*Assignment*: For each line in the records that contains "name", make a copy.

____ Source records

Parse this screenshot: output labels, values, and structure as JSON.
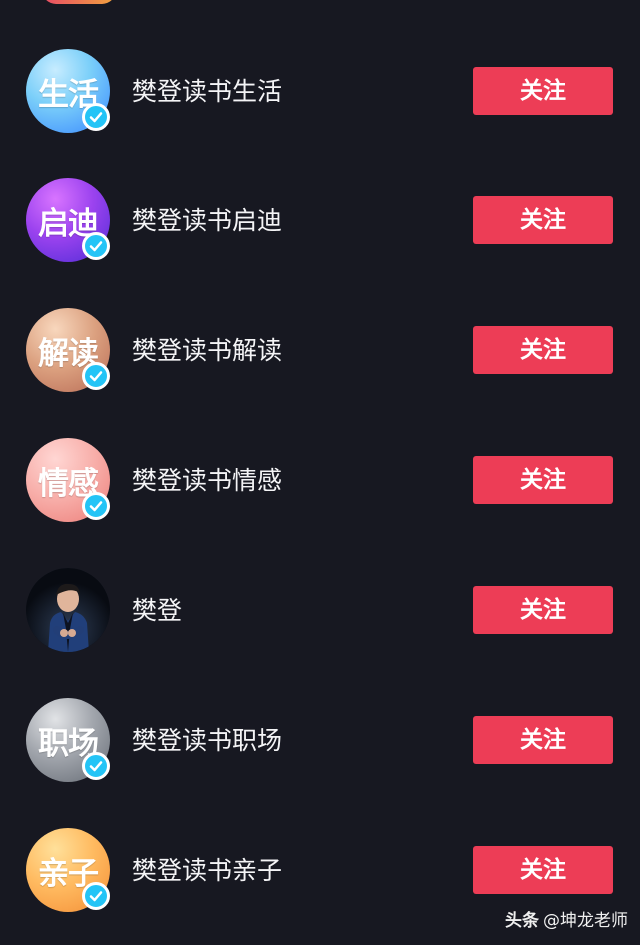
{
  "accounts": [
    {
      "name": "樊登读书生活",
      "avatar_text": "生活",
      "button_label": "关注",
      "avatar_colors": [
        "#8ad8ff",
        "#3b8dff"
      ],
      "verified": true
    },
    {
      "name": "樊登读书启迪",
      "avatar_text": "启迪",
      "button_label": "关注",
      "avatar_colors": [
        "#c259ff",
        "#5a2dde"
      ],
      "verified": true
    },
    {
      "name": "樊登读书解读",
      "avatar_text": "解读",
      "button_label": "关注",
      "avatar_colors": [
        "#f0c4a4",
        "#c27658"
      ],
      "verified": true
    },
    {
      "name": "樊登读书情感",
      "avatar_text": "情感",
      "button_label": "关注",
      "avatar_colors": [
        "#ffc0bd",
        "#f08c86"
      ],
      "verified": true
    },
    {
      "name": "樊登",
      "avatar_text": "",
      "button_label": "关注",
      "avatar_colors": [
        "#090c13",
        "#2c3648"
      ],
      "verified": false
    },
    {
      "name": "樊登读书职场",
      "avatar_text": "职场",
      "button_label": "关注",
      "avatar_colors": [
        "#c5c7cc",
        "#6d727b"
      ],
      "verified": true
    },
    {
      "name": "樊登读书亲子",
      "avatar_text": "亲子",
      "button_label": "关注",
      "avatar_colors": [
        "#ffca74",
        "#f59a3f"
      ],
      "verified": true
    }
  ],
  "watermark": {
    "brand": "头条",
    "handle": "@坤龙老师"
  },
  "icons": {
    "verified": "verified-check-icon",
    "person": "presenter-photo-icon"
  },
  "colors": {
    "background": "#171821",
    "button": "#ed3d56",
    "verified_badge": "#24c4f6"
  }
}
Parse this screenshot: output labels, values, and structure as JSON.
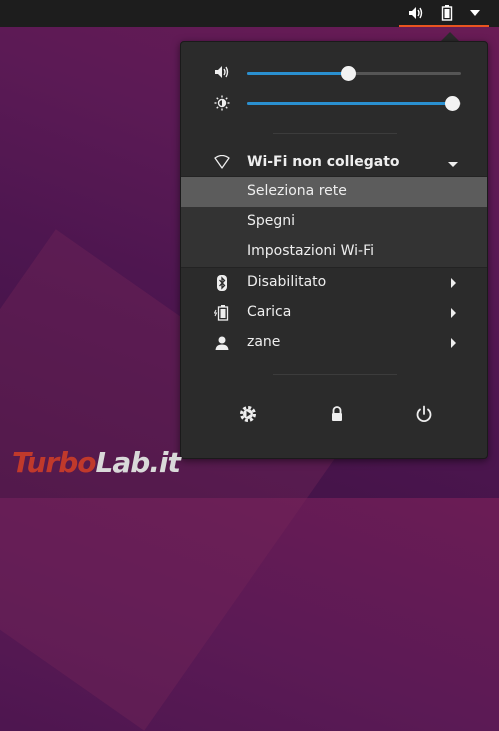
{
  "topbar": {
    "tray_icons": [
      "speaker-icon",
      "battery-icon",
      "dropdown-triangle-icon"
    ],
    "accent_color": "#e95420"
  },
  "menu": {
    "volume": {
      "icon": "speaker-icon",
      "level": 0.47
    },
    "brightness": {
      "icon": "brightness-icon",
      "level": 0.96
    },
    "wifi": {
      "icon": "wifi-icon",
      "label": "Wi-Fi non collegato",
      "expanded": true,
      "submenu": [
        {
          "label": "Seleziona rete",
          "highlighted": true
        },
        {
          "label": "Spegni",
          "highlighted": false
        },
        {
          "label": "Impostazioni Wi-Fi",
          "highlighted": false
        }
      ]
    },
    "items": [
      {
        "icon": "bluetooth-icon",
        "label": "Disabilitato"
      },
      {
        "icon": "battery-charging-icon",
        "label": "Carica"
      },
      {
        "icon": "user-icon",
        "label": "zane"
      }
    ],
    "bottom_buttons": [
      "settings-icon",
      "lock-icon",
      "power-icon"
    ]
  },
  "watermark": {
    "part1": "Turbo",
    "part2": "Lab.it"
  },
  "colors": {
    "slider": "#2a90d0",
    "highlight": "#5c5c5c",
    "panel": "#2b2b2b"
  }
}
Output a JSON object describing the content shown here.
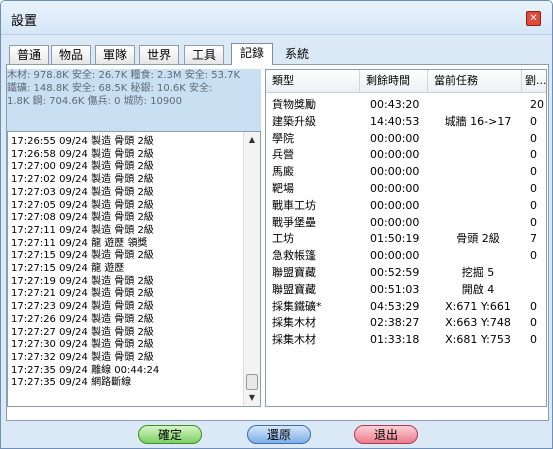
{
  "window": {
    "title": "設置",
    "close_glyph": "✕"
  },
  "tabs": [
    "普通",
    "物品",
    "軍隊",
    "世界",
    "工具",
    "記錄",
    "系統"
  ],
  "active_tab": 5,
  "resources": [
    "木材: 978.8K 安全: 26.7K  糧食: 2.3M 安全: 53.7K",
    "  鐵礦: 148.8K 安全: 68.5K  秘銀: 10.6K 安全:",
    "1.8K  鋼: 704.6K  傷兵: 0  城防: 10900"
  ],
  "log": [
    "17:26:55 09/24  製造  骨頭 2級",
    "17:26:58 09/24  製造  骨頭 2級",
    "17:27:00 09/24  製造  骨頭 2級",
    "17:27:02 09/24  製造  骨頭 2級",
    "17:27:03 09/24  製造  骨頭 2級",
    "17:27:05 09/24  製造  骨頭 2級",
    "17:27:08 09/24  製造  骨頭 2級",
    "17:27:11 09/24  製造  骨頭 2級",
    "17:27:11 09/24  龍  遊歷  領獎",
    "17:27:15 09/24  製造  骨頭 2級",
    "17:27:15 09/24  龍  遊歷",
    "17:27:19 09/24  製造  骨頭 2級",
    "17:27:21 09/24  製造  骨頭 2級",
    "17:27:23 09/24  製造  骨頭 2級",
    "17:27:26 09/24  製造  骨頭 2級",
    "17:27:27 09/24  製造  骨頭 2級",
    "17:27:30 09/24  製造  骨頭 2級",
    "17:27:32 09/24  製造  骨頭 2級",
    "17:27:35 09/24  離線  00:44:24",
    "17:27:35 09/24  網路斷線"
  ],
  "table": {
    "headers": [
      "類型",
      "剩餘時間",
      "當前任務",
      "劉..."
    ],
    "rows": [
      [
        "貨物獎勵",
        "00:43:20",
        "",
        "20"
      ],
      [
        "建築升級",
        "14:40:53",
        "城牆 16->17",
        "0"
      ],
      [
        "學院",
        "00:00:00",
        "",
        "0"
      ],
      [
        "兵營",
        "00:00:00",
        "",
        "0"
      ],
      [
        "馬廄",
        "00:00:00",
        "",
        "0"
      ],
      [
        "靶場",
        "00:00:00",
        "",
        "0"
      ],
      [
        "戰車工坊",
        "00:00:00",
        "",
        "0"
      ],
      [
        "戰爭堡壘",
        "00:00:00",
        "",
        "0"
      ],
      [
        "工坊",
        "01:50:19",
        "骨頭 2級",
        "7"
      ],
      [
        "急救帳篷",
        "00:00:00",
        "",
        "0"
      ],
      [
        "聯盟寶藏",
        "00:52:59",
        "挖掘 5",
        ""
      ],
      [
        "聯盟寶藏",
        "00:51:03",
        "開啟 4",
        ""
      ],
      [
        "採集鐵礦*",
        "04:53:29",
        "X:671 Y:661",
        "0"
      ],
      [
        "採集木材",
        "02:38:27",
        "X:663 Y:748",
        "0"
      ],
      [
        "採集木材",
        "01:33:18",
        "X:681 Y:753",
        "0"
      ]
    ]
  },
  "buttons": {
    "ok": "確定",
    "reset": "還原",
    "exit": "退出"
  },
  "scrollbar": {
    "up_glyph": "▲",
    "down_glyph": "▼"
  }
}
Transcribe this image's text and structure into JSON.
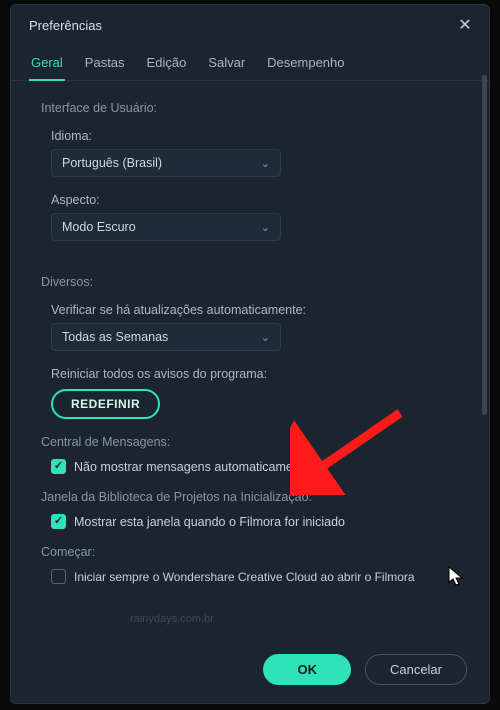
{
  "dialog": {
    "title": "Preferências",
    "tabs": [
      "Geral",
      "Pastas",
      "Edição",
      "Salvar",
      "Desempenho"
    ],
    "active_tab": 0
  },
  "ui_section": {
    "heading": "Interface de Usuário:",
    "language_label": "Idioma:",
    "language_value": "Português (Brasil)",
    "aspect_label": "Aspecto:",
    "aspect_value": "Modo Escuro"
  },
  "misc_section": {
    "heading": "Diversos:",
    "update_label": "Verificar se há atualizações automaticamente:",
    "update_value": "Todas as Semanas",
    "reset_label": "Reiniciar todos os avisos do programa:",
    "reset_button": "REDEFINIR",
    "msgcenter_label": "Central de Mensagens:",
    "msgcenter_check": "Não mostrar mensagens automaticamente",
    "library_label": "Janela da Biblioteca de Projetos na Inicialização:",
    "library_check": "Mostrar esta janela quando o Filmora for iniciado",
    "start_label": "Começar:",
    "start_check": "Iniciar sempre o Wondershare Creative Cloud ao abrir o Filmora"
  },
  "footer": {
    "ok": "OK",
    "cancel": "Cancelar"
  },
  "watermark": "rainydays.com.br"
}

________

*Written response*:
      "name": "樊登读书生活",
      "name": "樊登读书启迪",
      "name": "樊登读书解读",
      "name": "樊登读书情感",
      "name": "樊登",
      "name": "樊登读书职场",
      "name": "樊登读书亲子",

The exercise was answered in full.